• _YOUR TASK_:
An exact reproduction of all entries is required.

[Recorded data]
★ ★ ★
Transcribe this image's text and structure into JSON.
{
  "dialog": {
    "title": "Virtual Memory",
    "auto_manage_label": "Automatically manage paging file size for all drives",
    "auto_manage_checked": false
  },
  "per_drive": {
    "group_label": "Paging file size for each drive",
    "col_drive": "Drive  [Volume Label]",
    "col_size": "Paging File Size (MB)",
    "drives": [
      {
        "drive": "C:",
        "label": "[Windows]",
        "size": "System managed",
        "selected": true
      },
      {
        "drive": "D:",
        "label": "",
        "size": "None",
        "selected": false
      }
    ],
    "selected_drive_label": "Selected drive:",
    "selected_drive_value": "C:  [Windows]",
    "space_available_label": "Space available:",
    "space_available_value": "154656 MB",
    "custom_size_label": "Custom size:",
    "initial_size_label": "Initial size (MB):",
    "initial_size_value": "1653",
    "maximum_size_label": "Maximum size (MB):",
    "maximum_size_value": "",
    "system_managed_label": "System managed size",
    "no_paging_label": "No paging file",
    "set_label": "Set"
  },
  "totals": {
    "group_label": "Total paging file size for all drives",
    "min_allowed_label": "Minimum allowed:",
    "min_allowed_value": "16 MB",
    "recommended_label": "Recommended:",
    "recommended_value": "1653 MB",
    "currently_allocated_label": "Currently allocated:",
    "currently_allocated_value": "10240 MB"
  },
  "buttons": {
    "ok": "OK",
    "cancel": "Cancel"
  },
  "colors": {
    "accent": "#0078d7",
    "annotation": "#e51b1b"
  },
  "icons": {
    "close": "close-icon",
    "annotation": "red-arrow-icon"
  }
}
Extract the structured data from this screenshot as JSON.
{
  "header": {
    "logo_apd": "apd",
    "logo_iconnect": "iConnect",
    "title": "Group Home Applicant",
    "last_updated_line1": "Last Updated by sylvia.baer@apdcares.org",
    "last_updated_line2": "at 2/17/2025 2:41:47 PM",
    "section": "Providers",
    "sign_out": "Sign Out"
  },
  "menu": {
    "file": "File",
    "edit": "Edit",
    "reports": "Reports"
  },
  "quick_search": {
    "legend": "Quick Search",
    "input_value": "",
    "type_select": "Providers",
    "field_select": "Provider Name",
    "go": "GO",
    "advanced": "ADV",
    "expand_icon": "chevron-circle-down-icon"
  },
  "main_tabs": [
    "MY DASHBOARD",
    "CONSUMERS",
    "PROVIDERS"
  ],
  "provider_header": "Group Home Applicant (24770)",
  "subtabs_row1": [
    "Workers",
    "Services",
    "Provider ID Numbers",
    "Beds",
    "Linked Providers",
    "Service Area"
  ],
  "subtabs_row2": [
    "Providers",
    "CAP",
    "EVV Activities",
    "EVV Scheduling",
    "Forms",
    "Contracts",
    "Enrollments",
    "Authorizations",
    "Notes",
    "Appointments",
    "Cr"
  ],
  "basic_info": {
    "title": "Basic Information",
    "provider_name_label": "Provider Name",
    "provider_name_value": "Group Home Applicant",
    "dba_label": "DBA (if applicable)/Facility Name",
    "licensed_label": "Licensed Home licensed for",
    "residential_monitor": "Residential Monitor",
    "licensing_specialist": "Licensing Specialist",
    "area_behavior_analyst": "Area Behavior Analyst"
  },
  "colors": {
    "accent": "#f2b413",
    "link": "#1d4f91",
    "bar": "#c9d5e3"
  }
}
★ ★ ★
• _RESULT FOR THIS TASK_:
Transcribe this image's text and structure into JSON.
{
  "dialog": {
    "title": "Virtual Memory",
    "auto_manage_label": "Automatically manage paging file size for all drives",
    "auto_manage_checked": false
  },
  "per_drive": {
    "group_label": "Paging file size for each drive",
    "col_drive": "Drive  [Volume Label]",
    "col_size": "Paging File Size (MB)",
    "drives": [
      {
        "drive": "C:",
        "label": "[Windows]",
        "size": "System managed",
        "selected": true
      },
      {
        "drive": "D:",
        "label": "",
        "size": "None",
        "selected": false
      }
    ],
    "selected_drive_label": "Selected drive:",
    "selected_drive_value": "C:  [Windows]",
    "space_available_label": "Space available:",
    "space_available_value": "154656 MB",
    "custom_size_label": "Custom size:",
    "initial_size_label": "Initial size (MB):",
    "initial_size_value": "1653",
    "maximum_size_label": "Maximum size (MB):",
    "maximum_size_value": "",
    "system_managed_label": "System managed size",
    "no_paging_label": "No paging file",
    "set_label": "Set"
  },
  "totals": {
    "group_label": "Total paging file size for all drives",
    "min_allowed_label": "Minimum allowed:",
    "min_allowed_value": "16 MB",
    "recommended_label": "Recommended:",
    "recommended_value": "1653 MB",
    "currently_allocated_label": "Currently allocated:",
    "currently_allocated_value": "10240 MB"
  },
  "buttons": {
    "ok": "OK",
    "cancel": "Cancel"
  },
  "colors": {
    "accent": "#0078d7",
    "annotation": "#e51b1b"
  },
  "icons": {
    "close": "close-icon",
    "annotation": "red-arrow-icon"
  }
}
Extract the structured data from this screenshot as JSON.
{
  "header": {
    "logo_apd": "apd",
    "logo_iconnect": "iConnect",
    "title": "Group Home Applicant",
    "last_updated_line1": "Last Updated by sylvia.baer@apdcares.org",
    "last_updated_line2": "at 2/17/2025 2:41:47 PM",
    "section": "Providers",
    "sign_out": "Sign Out"
  },
  "menu": {
    "file": "File",
    "edit": "Edit",
    "reports": "Reports"
  },
  "quick_search": {
    "legend": "Quick Search",
    "input_value": "",
    "type_select": "Providers",
    "field_select": "Provider Name",
    "go": "GO",
    "advanced": "ADV",
    "expand_icon": "chevron-circle-down-icon"
  },
  "main_tabs": [
    "MY DASHBOARD",
    "CONSUMERS",
    "PROVIDERS"
  ],
  "provider_header": "Group Home Applicant (24770)",
  "subtabs_row1": [
    "Workers",
    "Services",
    "Provider ID Numbers",
    "Beds",
    "Linked Providers",
    "Service Area"
  ],
  "subtabs_row2": [
    "Providers",
    "CAP",
    "EVV Activities",
    "EVV Scheduling",
    "Forms",
    "Contracts",
    "Enrollments",
    "Authorizations",
    "Notes",
    "Appointments",
    "Cr"
  ],
  "basic_info": {
    "title": "Basic Information",
    "provider_name_label": "Provider Name",
    "provider_name_value": "Group Home Applicant",
    "dba_label": "DBA (if applicable)/Facility Name",
    "licensed_label": "Licensed Home licensed for",
    "residential_monitor": "Residential Monitor",
    "licensing_specialist": "Licensing Specialist",
    "area_behavior_analyst": "Area Behavior Analyst"
  },
  "colors": {
    "accent": "#f2b413",
    "link": "#1d4f91",
    "bar": "#c9d5e3"
  }
}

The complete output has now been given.